Collins English Dictionary - Complete & Unabridged 2012 Digital Edition © William Collins Sons & Co. Ltd. 1979, 1986 © HarperCollins Publishers 1998, 2000, 2003, 2005, 2006, 2007, 2009, 2012

Word Origin and History for thumbs up



Old English þuma, from West Germanic *thumon- (cf. Old Frisian thuma, Old Saxon, Old High German thumo, German Daumen, Dutch duim "thumb," Old Norse þumall "thumb of a glove"), literally "the stout or thick (finger)," from PIE *tum- "swell" (cf. Latin tumere "to swell," tumidus "swollen;" Avestan tuma "fat;" see thigh). For spelling with -b (attested from late 13c.), see limb.

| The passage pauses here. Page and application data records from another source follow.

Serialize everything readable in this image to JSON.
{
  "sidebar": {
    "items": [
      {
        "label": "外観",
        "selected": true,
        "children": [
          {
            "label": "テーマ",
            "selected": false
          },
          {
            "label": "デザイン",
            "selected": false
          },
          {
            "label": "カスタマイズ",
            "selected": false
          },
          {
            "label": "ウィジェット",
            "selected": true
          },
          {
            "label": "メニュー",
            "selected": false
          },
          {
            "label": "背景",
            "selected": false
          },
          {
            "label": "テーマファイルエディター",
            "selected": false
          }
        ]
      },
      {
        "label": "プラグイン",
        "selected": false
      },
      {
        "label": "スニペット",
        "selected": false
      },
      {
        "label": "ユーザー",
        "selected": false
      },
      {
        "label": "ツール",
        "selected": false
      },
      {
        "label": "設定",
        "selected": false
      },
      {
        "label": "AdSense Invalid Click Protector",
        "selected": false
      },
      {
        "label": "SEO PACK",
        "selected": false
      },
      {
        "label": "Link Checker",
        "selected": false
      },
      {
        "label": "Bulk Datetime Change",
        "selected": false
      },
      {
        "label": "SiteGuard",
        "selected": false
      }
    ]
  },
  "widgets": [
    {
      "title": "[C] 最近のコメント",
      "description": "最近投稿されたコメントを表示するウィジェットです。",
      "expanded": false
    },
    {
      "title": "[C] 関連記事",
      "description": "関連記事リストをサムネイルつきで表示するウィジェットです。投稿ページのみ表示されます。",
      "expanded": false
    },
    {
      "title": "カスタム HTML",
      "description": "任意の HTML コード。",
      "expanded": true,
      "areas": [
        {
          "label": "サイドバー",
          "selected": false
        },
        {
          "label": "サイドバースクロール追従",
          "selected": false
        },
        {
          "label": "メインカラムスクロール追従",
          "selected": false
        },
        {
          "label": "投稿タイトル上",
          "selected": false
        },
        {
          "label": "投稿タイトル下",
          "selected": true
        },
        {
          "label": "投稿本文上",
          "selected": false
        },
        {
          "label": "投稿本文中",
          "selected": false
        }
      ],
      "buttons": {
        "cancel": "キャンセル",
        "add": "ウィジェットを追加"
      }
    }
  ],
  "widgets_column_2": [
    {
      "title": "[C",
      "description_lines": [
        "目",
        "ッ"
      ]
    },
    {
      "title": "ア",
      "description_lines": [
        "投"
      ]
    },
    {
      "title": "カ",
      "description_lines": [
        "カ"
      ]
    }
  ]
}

To be under (someone's) thumb "be totally controlled by that person" is recorded from 1580s. Thumbs up (1887) and thumbs down (1906) were said to be from expressions of approval or the opposite in ancient amphitheaters, especially gladiator shows, where the gesture decided whether a defeated combatant was spared or slain. But the Roman gesture was merely one of hiding the thumb in the hand or extending it. Perhaps the modern gesture is from the usual coachmen's way of greeting while the hands are occupied with the reins.



"to go through" (especially of printed material), 1930, from thumb (n.), though the related sense of "soil or wear by handling" dates from 1640s. Meaning "to hitchhike" is 1939; originally the thumb pointed in the direction one wished to travel. Related: Thumbed; thumbing. To thumb (one's) nose as an expression of derision is recorded from 1903.

Online Etymology Dictionary, © 2010 Douglas Harper

thumbs up in Medicine




The short thick digit of the human hand, next to the index finger and opposable to each of the other four digits.
The American Heritage® Stedman's Medical Dictionary Copyright © 2002, 2001, 1995 by Houghton Mifflin Company. Published by Houghton Mifflin Company.

thumbs up in Culture

thumbs up

Expressions of approval and disapproval respectively: “The two critics disagreed about the movie; one gave it thumbs up, the other thumbs down.” In the gladiatorial contests of ancient Rome, a thumbs-up gesture from the crowd meant that the loser would live; thumbs down meant death.

The New Dictionary of Cultural Literacy, Third Edition Copyright © 2005 by Houghton Mifflin Harcourt Publishing Company. Published by Houghton Mifflin Harcourt Publishing Company. All rights reserved.

Idioms and Phrases with thumbs up

thumbs up

An expression of approval or hopefulness, as in The town said thumbs up on building the elderly housing project. The antonym thumbs down indicates disapproval or rejection, as in Mother gave us thumbs down on serving beer at our party. Alluding to crowd signals used in Roman amphitheaters, these idioms were first recorded in English about 1600. In ancient times the meaning of the gestures was opposite that of today. Thumbs down indicated approval; thumbs up, rejection. Exactly when the reversal occurred is not known, but the present conventions were established by the early 1900s.


In addition to the idioms beginning with thumb

  • thumb a ride
  • thumb one's nose
  • thumbs up

also see:

  • all thumbs
  • green thumb
  • rule of thumb
  • stick out (like a sore thumb)
  • twiddle one's thumbs
  • under someone's thumb
The American Heritage® Idioms Dictionary Copyright © 2002, 2001, 1995 by Houghton Mifflin Harcourt Publishing Company. Published by Houghton Mifflin Harcourt Publishing Company.